Good news for anyone still trying to read a newspaper indoors after dark, the latest phase of EU meddling with your light fittings has been delayed, with some halogen light bulbs getting a stay of execution for two years after the European Commission (EC) delayed the phasing-out of halogen bulbs until 2018.
The original ban,which doesn’t affect all halogen bulbs, mainly those that look like the last lot of bulbs the EU banned, was supposed to come into force next year, but concerns have been raised about the availability, cost and quality of LED light bulbs, the most common alternative to the halogen bulb.
Note that the new 2018 ban on halogen bulbs doesn't apply to all halogen bulbs, just to be totally confusing. It mainly covers pear-shaped bulbs that look how a lightbulb is supposed to look, but the ban doesn't apply to the teeny spotlights or to halogen lamps used in desk lamps and flood lights. Look at this handy pictorial guide from Which!!!

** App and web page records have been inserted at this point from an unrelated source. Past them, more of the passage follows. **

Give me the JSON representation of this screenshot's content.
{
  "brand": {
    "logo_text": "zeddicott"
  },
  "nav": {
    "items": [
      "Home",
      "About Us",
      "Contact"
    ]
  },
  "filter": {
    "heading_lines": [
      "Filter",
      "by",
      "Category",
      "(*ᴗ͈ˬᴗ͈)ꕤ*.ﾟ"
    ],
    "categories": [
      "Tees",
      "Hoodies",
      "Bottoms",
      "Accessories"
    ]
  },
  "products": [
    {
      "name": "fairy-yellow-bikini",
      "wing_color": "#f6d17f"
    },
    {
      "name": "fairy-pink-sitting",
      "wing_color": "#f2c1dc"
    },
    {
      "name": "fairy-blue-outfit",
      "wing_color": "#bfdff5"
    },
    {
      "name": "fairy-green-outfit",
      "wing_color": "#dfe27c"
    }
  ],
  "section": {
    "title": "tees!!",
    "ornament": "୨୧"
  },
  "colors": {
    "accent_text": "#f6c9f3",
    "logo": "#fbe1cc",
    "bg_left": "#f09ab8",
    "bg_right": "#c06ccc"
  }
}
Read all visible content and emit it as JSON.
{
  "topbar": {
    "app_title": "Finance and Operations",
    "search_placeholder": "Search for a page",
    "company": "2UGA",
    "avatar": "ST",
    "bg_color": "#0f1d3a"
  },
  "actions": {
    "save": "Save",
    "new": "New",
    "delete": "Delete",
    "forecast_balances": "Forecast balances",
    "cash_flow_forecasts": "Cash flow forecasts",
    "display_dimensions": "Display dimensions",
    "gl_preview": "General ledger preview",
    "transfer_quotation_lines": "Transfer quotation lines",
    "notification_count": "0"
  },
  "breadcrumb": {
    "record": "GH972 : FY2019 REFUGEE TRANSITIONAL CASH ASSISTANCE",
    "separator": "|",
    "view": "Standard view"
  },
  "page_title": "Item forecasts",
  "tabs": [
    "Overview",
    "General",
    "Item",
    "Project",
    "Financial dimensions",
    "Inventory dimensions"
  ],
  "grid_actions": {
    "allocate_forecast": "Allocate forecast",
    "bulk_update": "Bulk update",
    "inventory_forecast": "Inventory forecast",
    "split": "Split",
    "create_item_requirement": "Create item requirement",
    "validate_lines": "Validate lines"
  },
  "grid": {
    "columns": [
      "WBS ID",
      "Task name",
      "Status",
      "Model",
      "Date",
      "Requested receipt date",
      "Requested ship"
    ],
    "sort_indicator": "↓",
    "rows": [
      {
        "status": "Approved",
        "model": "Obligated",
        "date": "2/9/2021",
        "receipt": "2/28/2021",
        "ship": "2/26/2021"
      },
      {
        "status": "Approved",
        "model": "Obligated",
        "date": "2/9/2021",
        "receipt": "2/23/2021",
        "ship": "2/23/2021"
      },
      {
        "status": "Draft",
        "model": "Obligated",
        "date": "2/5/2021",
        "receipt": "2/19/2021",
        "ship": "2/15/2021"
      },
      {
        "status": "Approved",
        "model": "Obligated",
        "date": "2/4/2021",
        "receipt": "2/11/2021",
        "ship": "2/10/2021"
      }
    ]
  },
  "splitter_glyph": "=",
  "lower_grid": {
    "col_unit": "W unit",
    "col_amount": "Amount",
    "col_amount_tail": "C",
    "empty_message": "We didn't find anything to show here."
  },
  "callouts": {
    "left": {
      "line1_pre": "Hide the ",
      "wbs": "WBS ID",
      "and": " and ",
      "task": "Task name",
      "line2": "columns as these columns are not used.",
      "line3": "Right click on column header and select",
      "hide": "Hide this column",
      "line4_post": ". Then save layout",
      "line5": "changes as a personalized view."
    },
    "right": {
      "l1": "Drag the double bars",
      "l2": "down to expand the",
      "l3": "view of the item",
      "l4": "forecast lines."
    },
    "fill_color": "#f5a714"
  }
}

Of course, it’s not that the EU actively want you to sit in the gloom in your house, despite the previous banning of incandescent bulbs, no, halogens bulbs are considered highly inefficient compared with LED or CFL energy-saving lamps. To put it into perspective, halogen light bulbs tend to be classified as D or lower for energy efficiency and use about 10% less energy than the old, banned, lovely incandescent bulbs. LED light bulbs, on the other hand use up to 90% less energy. This is, of course, good for the environment and bound to be good for your pocket too. Thanks EU.
According to a 2014 survey by Which!!!, virtually half of Which!!! members still have halogen bulbs in their home and over 43% have halogen spotlights. Which!!! also calculated that replacing six 50W halogen or incandescent light bulbs with six equivalent LEDs could save up to £32 a year. Unfortunately, however, you might need a few years to realise your lightbulb investment as Which!!! also confessed that some LED bulbs cost up to £40 each…